### MATERIAL PROVIDED
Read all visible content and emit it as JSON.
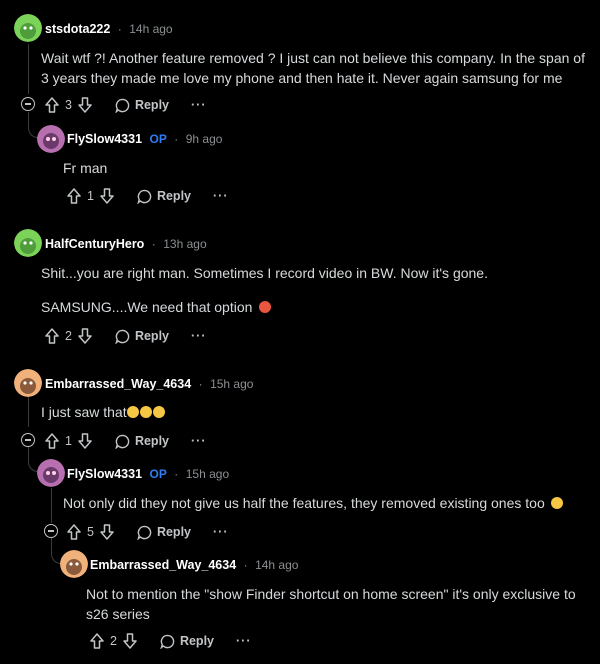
{
  "comments": [
    {
      "username": "stsdota222",
      "time": "14h ago",
      "body": "Wait wtf ?! Another feature removed ? I just can not believe this company. In the span of 3 years they made me love my phone and then hate it. Never again samsung for me",
      "votes": "3",
      "reply_label": "Reply",
      "more": "···",
      "replies": [
        {
          "username": "FlySlow4331",
          "op_badge": "OP",
          "time": "9h ago",
          "body": "Fr man",
          "votes": "1",
          "reply_label": "Reply",
          "more": "···"
        }
      ]
    },
    {
      "username": "HalfCenturyHero",
      "time": "13h ago",
      "body_line1": "Shit...you are right man. Sometimes I record video in BW. Now it's gone.",
      "body_line2": "SAMSUNG....We need that option",
      "votes": "2",
      "reply_label": "Reply",
      "more": "···"
    },
    {
      "username": "Embarrassed_Way_4634",
      "time": "15h ago",
      "body": "I just saw that",
      "votes": "1",
      "reply_label": "Reply",
      "more": "···",
      "replies": [
        {
          "username": "FlySlow4331",
          "op_badge": "OP",
          "time": "15h ago",
          "body": "Not only did they not give us half the features, they removed existing ones too",
          "votes": "5",
          "reply_label": "Reply",
          "more": "···",
          "replies": [
            {
              "username": "Embarrassed_Way_4634",
              "time": "14h ago",
              "body": "Not to mention the \"show Finder shortcut on home screen\" it's only exclusive to s26 series",
              "votes": "2",
              "reply_label": "Reply",
              "more": "···"
            }
          ]
        }
      ]
    }
  ],
  "meta_separator": "·",
  "colors": {
    "background": "#000000",
    "text": "#d7dadc",
    "meta": "#8b8f92",
    "op_badge": "#2f7cf6",
    "thread_line": "#3a3c3f",
    "avatar_green": "#7bd35a",
    "avatar_peach": "#f0b27a",
    "avatar_purple": "#b86fb0"
  },
  "icons": {
    "upvote": "arrow-up-outline-icon",
    "downvote": "arrow-down-outline-icon",
    "reply": "speech-bubble-icon",
    "more": "ellipsis-icon",
    "collapse": "circle-minus-icon"
  }
}
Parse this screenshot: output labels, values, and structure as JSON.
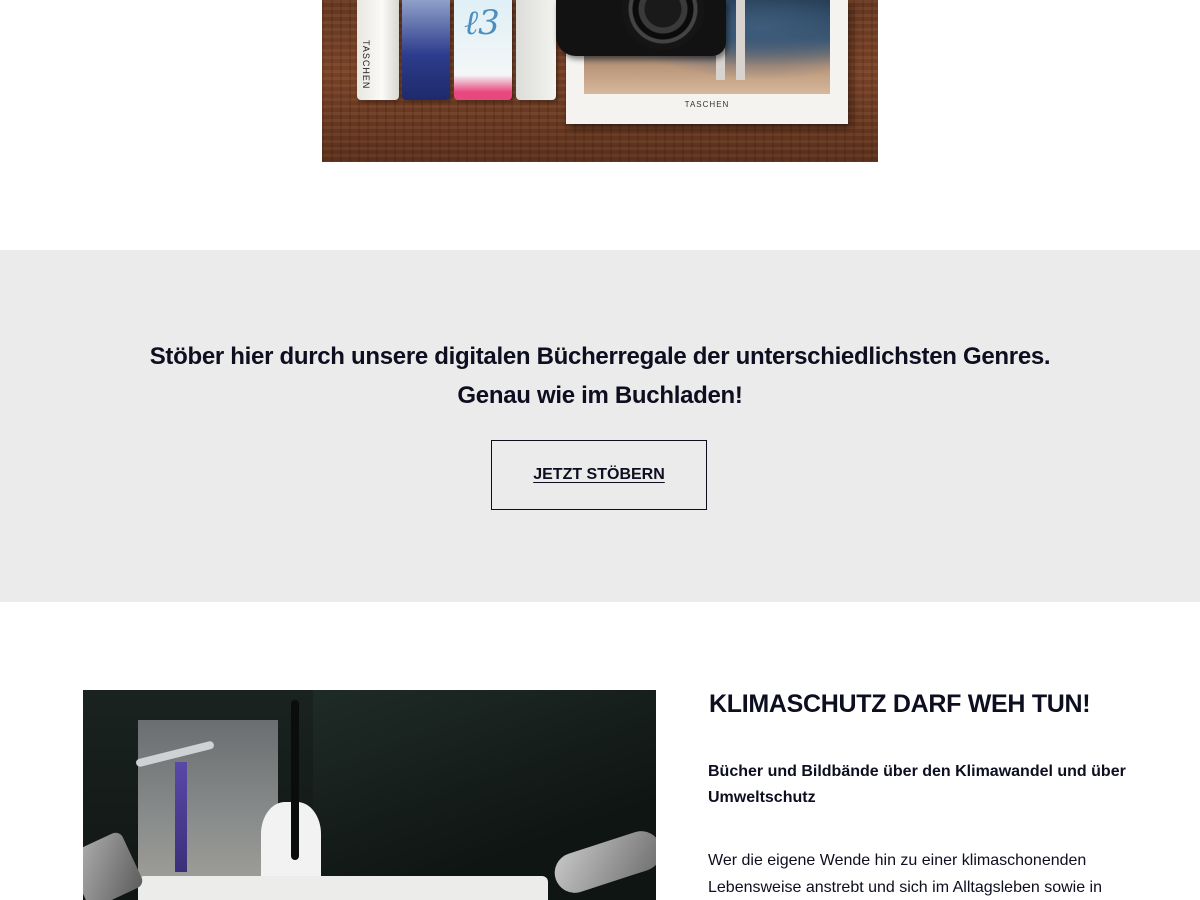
{
  "hero": {
    "book_spine_label": "TASCHEN",
    "book_cover_label": "TASCHEN"
  },
  "cta": {
    "heading_line1": "Stöber hier durch unsere digitalen Bücherregale der unterschiedlichsten Genres.",
    "heading_line2": "Genau wie im Buchladen!",
    "button_label": "JETZT STÖBERN"
  },
  "climate": {
    "title": "KLIMASCHUTZ DARF WEH TUN!",
    "subtitle": "Bücher und Bildbände über den Klimawandel und über Umweltschutz",
    "body": "Wer die eigene Wende hin zu einer klimaschonenden Lebensweise anstrebt und sich im Alltagsleben sowie in seinem politischen"
  }
}
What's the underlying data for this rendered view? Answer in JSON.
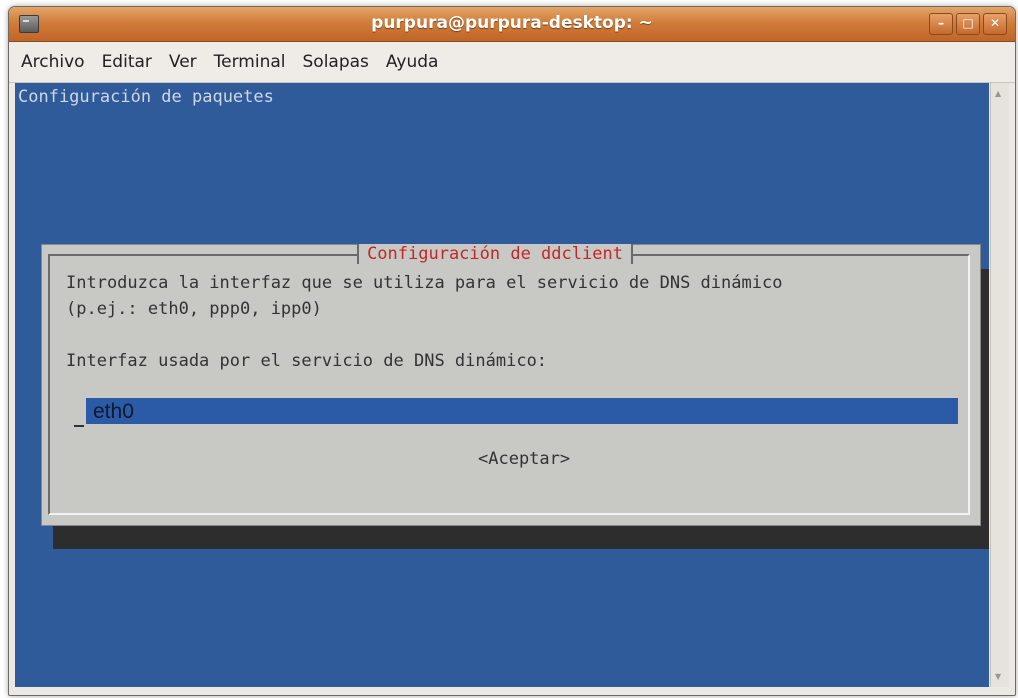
{
  "window": {
    "title": "purpura@purpura-desktop: ~",
    "buttons": {
      "minimize": "–",
      "maximize": "□",
      "close": "✕"
    }
  },
  "menubar": {
    "items": [
      "Archivo",
      "Editar",
      "Ver",
      "Terminal",
      "Solapas",
      "Ayuda"
    ]
  },
  "terminal": {
    "header": "Configuración de paquetes",
    "dialog": {
      "title": "Configuración de ddclient",
      "line1": "Introduzca la interfaz que se utiliza para el servicio de DNS dinámico",
      "line2": "(p.ej.: eth0, ppp0, ipp0)",
      "prompt": "Interfaz usada por el servicio de DNS dinámico:",
      "input_value": "eth0",
      "ok_label": "<Aceptar>"
    }
  },
  "colors": {
    "terminal_background": "#2f5b9b",
    "dialog_background": "#c8c8c4",
    "dialog_title": "#c22828",
    "input_background": "#2b5aa6",
    "titlebar": "#d27d3a"
  }
}
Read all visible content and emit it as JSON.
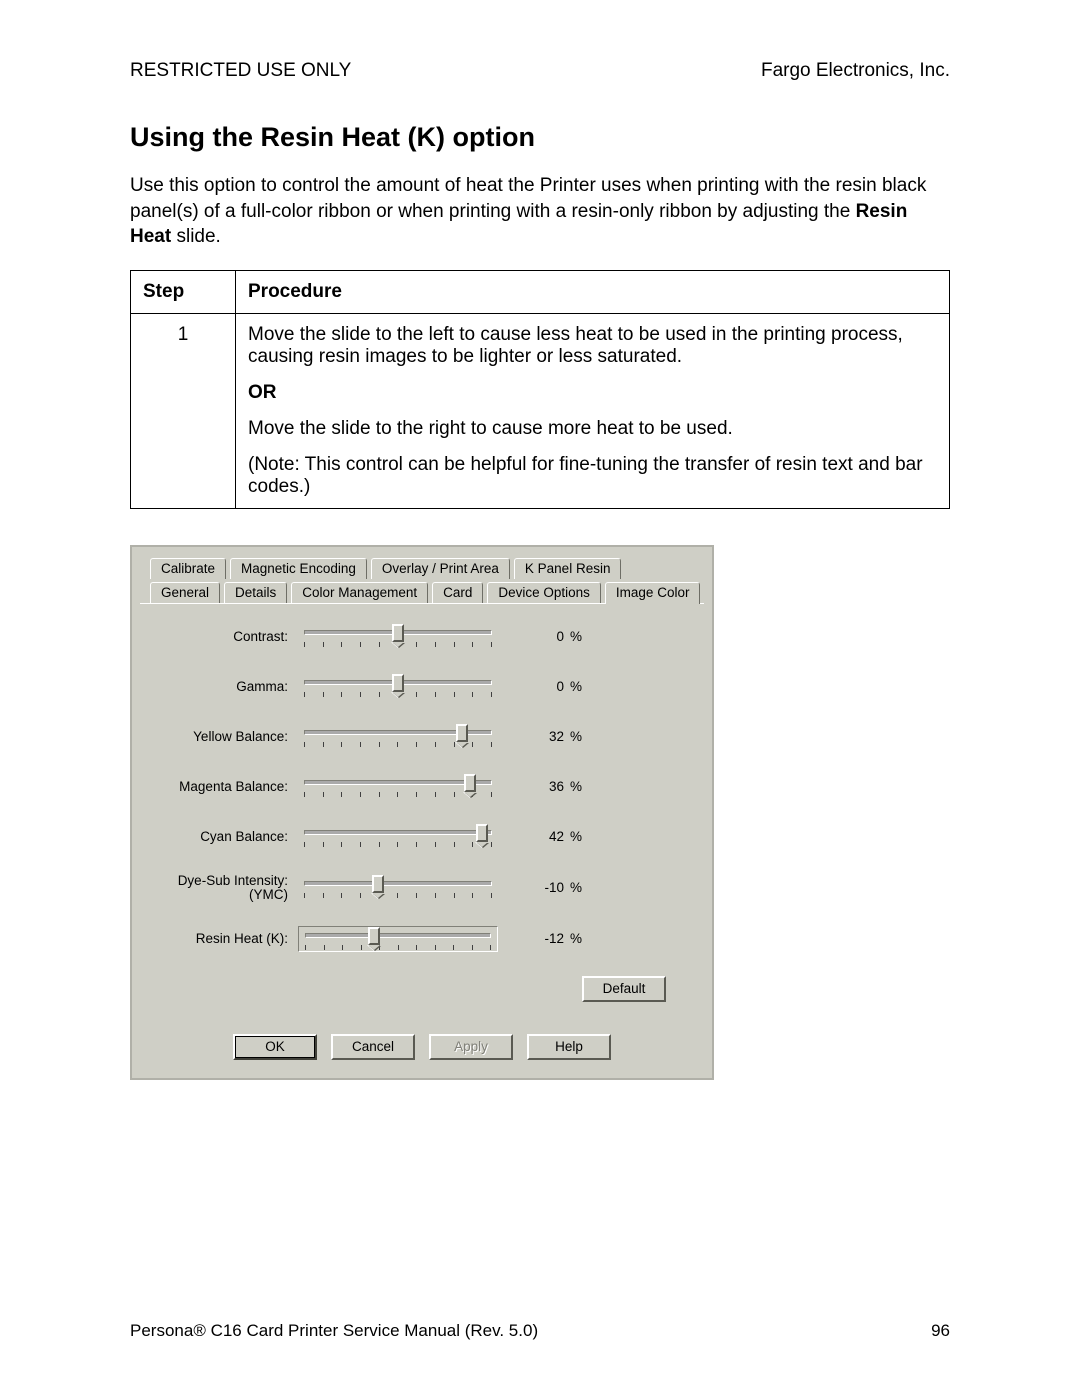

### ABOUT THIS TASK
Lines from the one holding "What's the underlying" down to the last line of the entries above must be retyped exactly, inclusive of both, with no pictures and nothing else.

### TASK SOLUTION
What's the underlying data for this rendered view? Answer in JSON.
{
  "window": {
    "title": "purpura@purpura-desktop: ~",
    "buttons": {
      "minimize": "–",
      "maximize": "□",
      "close": "✕"
    }
  },
  "menubar": {
    "items": [
      "Archivo",
      "Editar",
      "Ver",
      "Terminal",
      "Solapas",
      "Ayuda"
    ]
  },
  "terminal": {
    "header": "Configuración de paquetes",
    "dialog": {
      "title": "Configuración de ddclient",
      "line1": "Introduzca la interfaz que se utiliza para el servicio de DNS dinámico",
      "line2": "(p.ej.: eth0, ppp0, ipp0)",
      "prompt": "Interfaz usada por el servicio de DNS dinámico:",
      "input_value": "eth0",
      "ok_label": "<Aceptar>"
    }
  },
  "colors": {
    "terminal_background": "#2f5b9b",
    "dialog_background": "#c8c8c4",
    "dialog_title": "#c22828",
    "input_background": "#2b5aa6",
    "titlebar": "#d27d3a"
  }
}
Read all visible content and emit it as JSON.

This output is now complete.